Kathryn Brennan

Kathryn Brennan was a teenager in Delaware County, Pennsylvania, during World War II. She recounts both her memories of the war as a teenage girl and how her wartime experiences affect her current beliefs. She recounts her father’s interest in World War II, and how his opinions were shaped by his own involvement in World War I. She also recalls the story of an uncle who served in the war and developed PTSD, and how his mental illness led to homelessness and disconnection from the family. She remembers listening to the radio for most of her news, and the war’s long-term influence on her understanding of the world.   

Uncle’s PTSD and Homelessness after the War

[That] one I remember because I did have an uncle who was on the Normandy beach; I had forgotten that. Yes, when he came back—now they call it Post[-Traumatic] Stress Disorder. Well, at that time, they didn’t even know anything about that. And yes, he definitely wound up with mental problems.

He had been married and after seven years when he came back, he and his wife separated because he was just—. And he became homeless. Actually, he died here in Florida. He was homeless here in Florida.

NG: And did that affect your family at all, like your parents?

Yes, of course. He had a sister—one of my father’s sisters and his sister too—who the VA [Veterans Affairs] paid whatever was due him on a monthly basis. They paid it to her and she took care of things. But then, when he came to Florida, they kind of lost contact. It was shocking when we heard that he had passed away in one of the homeless camps down here. So when you asked me, “Did it affect the rest of my [family],” it did, didn’t it? Pretty seriously.

Current Concerns and Worldview

NG: And how have your experiences as a child during this period shaped your life?

Well, you hate to hear anything where these young kids are being killed. I mean, it’s tragic that this has to happen. With all these terrorist things that’s going on these days, it’s shocking, shocking. Seventy-five years ago, or when I was growing up, you went out to play in the morning, you got called in for lunch, and you went out, and you were called in for dinner. It’s not like today, where you can’t leave your children out by themselves. They have to be constantly watched.

This world is going to hell in a handbasket. And I sincerely hope that all the corruption in the government can be taken care of, because I hate it. I hate it.

Father’s Views on World War I and World War II

NG: And since your father was in World War I, what was his view about World War II? What did he think about it? Or did he talk about it with you at all?

Well, yeah. The main battle he talked about was Argonne Forest, which was in the First World War. And he was very concerned, and he listened to the news all the time.

But it was a totally different war, World War I and World War II. World War II was a whole lot more mechanized, really. My father, he was a member of a gun crew, and those guns were pulled by horses. He had this horse, and he used to talk about his horse all the time, that he had to take care of. Remember, he was only seventeen, eighteen, nineteen years old. So yeah, he was very concerned about the war.

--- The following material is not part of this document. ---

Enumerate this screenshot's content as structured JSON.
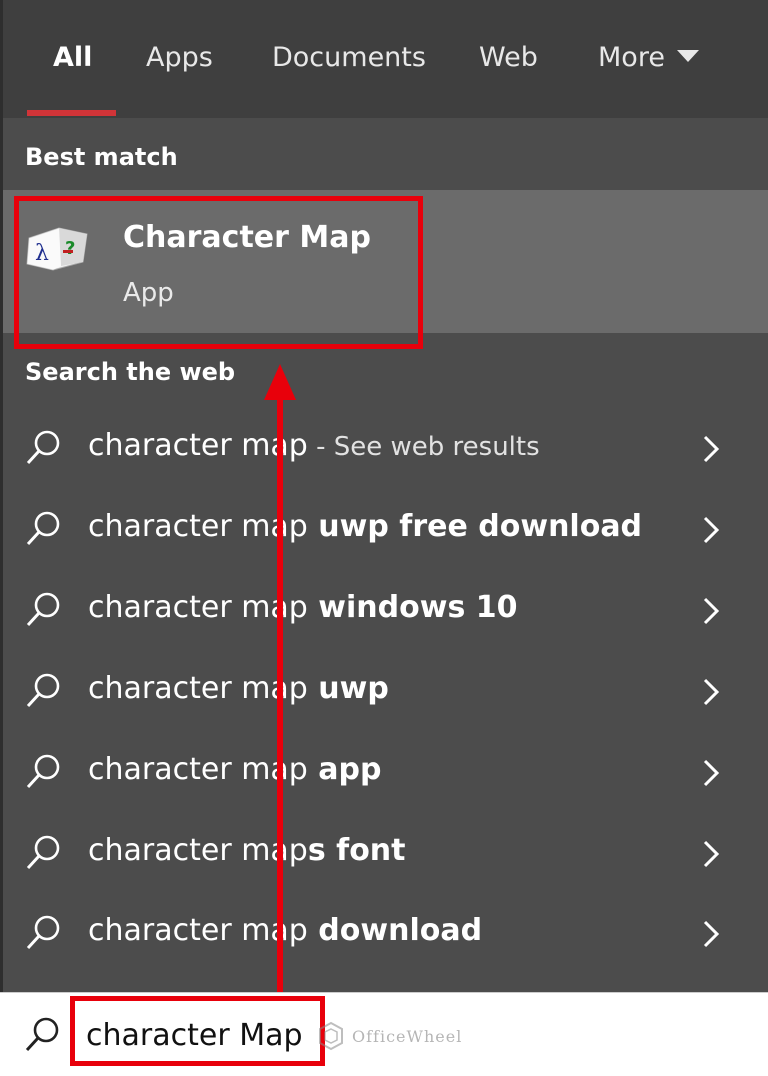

Celebrating the War Ending

NG: Do you remember how you felt when the war ended?

Oh, yeah! I was on my way to Wildwood, New Jersey. And of course, when the war ended all these kids that were on their way to Wildwood, New Jersey, all those guys were kissing us and it was party time! So yes, I remember that. [laughing]